"We have spoken to both drivers and it is not a clear cut decision - we have lost 43 points after lots of effort by the team in the last few difficult weeks," said a strained Toto Wolff, the team chief.
Non-executive director Niki Lauda said: "It is stupid. We could have won this race Lewis was too aggressive.
"I need to talk to them myself, listen to the explanations, and then we will see."
Wolff said Lauda's comments were the instant emotional reaction of a former driver.
"We have to see all the data and take a considered view," he said.

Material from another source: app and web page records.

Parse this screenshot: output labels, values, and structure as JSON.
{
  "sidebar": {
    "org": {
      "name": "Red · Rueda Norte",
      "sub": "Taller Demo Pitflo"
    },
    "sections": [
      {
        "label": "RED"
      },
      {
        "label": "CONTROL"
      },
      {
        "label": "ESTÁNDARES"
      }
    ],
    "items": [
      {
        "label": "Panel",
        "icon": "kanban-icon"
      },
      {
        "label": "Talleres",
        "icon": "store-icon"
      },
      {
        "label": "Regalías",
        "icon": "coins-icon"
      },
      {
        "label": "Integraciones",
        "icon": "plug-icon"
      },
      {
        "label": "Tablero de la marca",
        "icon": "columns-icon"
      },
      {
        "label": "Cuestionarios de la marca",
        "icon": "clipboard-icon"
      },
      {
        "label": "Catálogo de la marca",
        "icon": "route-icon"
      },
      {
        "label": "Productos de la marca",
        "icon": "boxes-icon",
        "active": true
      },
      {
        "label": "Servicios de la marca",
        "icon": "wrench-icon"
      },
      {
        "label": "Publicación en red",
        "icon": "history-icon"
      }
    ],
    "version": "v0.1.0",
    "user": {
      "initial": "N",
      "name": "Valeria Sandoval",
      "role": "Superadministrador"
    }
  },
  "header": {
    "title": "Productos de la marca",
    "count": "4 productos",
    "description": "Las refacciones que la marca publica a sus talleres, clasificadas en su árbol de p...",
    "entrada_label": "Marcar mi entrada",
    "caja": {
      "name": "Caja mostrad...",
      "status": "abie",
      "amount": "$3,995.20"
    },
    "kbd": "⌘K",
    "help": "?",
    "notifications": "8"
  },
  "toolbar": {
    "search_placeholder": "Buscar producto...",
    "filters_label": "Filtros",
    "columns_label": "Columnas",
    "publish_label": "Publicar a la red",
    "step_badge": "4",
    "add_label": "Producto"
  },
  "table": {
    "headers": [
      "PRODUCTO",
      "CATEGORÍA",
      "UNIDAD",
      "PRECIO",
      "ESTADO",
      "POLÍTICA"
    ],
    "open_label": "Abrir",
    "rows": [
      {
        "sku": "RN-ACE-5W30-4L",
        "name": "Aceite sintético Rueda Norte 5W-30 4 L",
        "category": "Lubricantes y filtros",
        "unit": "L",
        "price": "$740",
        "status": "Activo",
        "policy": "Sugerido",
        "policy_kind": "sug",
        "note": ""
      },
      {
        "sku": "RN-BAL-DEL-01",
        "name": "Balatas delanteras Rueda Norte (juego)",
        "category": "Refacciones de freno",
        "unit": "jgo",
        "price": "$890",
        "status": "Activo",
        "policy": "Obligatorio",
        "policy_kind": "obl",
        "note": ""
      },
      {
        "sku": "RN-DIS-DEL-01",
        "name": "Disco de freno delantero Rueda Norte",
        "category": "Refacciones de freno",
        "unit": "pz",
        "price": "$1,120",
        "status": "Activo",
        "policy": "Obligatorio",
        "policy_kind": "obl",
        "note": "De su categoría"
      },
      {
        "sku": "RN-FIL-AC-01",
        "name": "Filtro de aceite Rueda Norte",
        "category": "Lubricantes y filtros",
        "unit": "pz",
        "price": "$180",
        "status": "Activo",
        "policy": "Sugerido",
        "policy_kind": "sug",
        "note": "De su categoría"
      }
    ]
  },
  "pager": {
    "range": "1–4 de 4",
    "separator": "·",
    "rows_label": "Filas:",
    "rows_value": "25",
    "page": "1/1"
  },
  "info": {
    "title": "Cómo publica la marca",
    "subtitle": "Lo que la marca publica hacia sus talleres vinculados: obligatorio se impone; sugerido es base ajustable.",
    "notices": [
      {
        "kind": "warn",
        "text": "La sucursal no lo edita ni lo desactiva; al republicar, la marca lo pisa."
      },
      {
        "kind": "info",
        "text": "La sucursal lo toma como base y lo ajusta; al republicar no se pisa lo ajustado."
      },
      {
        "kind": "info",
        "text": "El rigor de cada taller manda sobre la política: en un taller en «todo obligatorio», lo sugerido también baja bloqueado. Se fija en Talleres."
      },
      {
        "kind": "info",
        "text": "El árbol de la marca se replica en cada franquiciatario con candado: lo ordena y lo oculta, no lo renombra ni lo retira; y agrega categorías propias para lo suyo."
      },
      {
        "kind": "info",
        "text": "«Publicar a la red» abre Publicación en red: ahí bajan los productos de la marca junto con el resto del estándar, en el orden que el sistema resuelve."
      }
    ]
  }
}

Defending three-time champion Hamilton took the lead from pole position, but was passed at Turn One by the German, who took the initiative with a sweeping pass round the outside.
Briton Hamilton then gained speed on his run from Turn Three and attempted to pass inside Rosberg at Turn Four where, in defence of his position, the German driver 'closed the door' and forced his teammate onto the grass.
Hamilton then lost control and went into a spin and as his car slewed back across the circuit he clipped Rosberg, taking the pair of them off into a gravel trap less than 30 seconds into the race.
A furious Hamilton hurled his steering wheel out of his car after he came to rest and then slumped with his helmeted head in his hands.
Both men were unhurt and climbed from their cars to learn quickly that the stewards would investigate the accident after the race.
A Safety Car was deployed immediately and the field ran behind it for three laps before racing resumed, with Daniel Ricciardo of Red Bull in the lead ahead of his teammate Dutch teenager Max Verstappen.
As the two Mercedes drivers were taken back by scooters, their collision divided opinion in the paddock where emotions ran high in the Mercedes garage.
Hamilton was distraught in the knowledge that he had thrown away a chance of claiming his first victory in eight races since he won his third title in Texas last year.
In that period, Rosberg has won all seven races and taken a dominant lead in this year's championship while Hamilton, having suffered a series of misfortunes including two other first lap collisions and two engine failures.
The accident was witnessed by several of the Mercedes board's senior directors, who had flown in for the race.
It ended Rosberg's run of four wins this season and seven in all, dating back to last year, but did nothing for Hamilton's effort to close the 43-points lead that the German retained ahead of him.
It also revived memories of their acrimonious scraps in the last two years during which Hamilton has won two world titles and previous opening lap collisions involving championship contenders and team-mates Alain Prost and Ayrton Senna of McLaren-Honda in the past.
Both men returned to the paddock with their helmets on and refused to speak to reporters.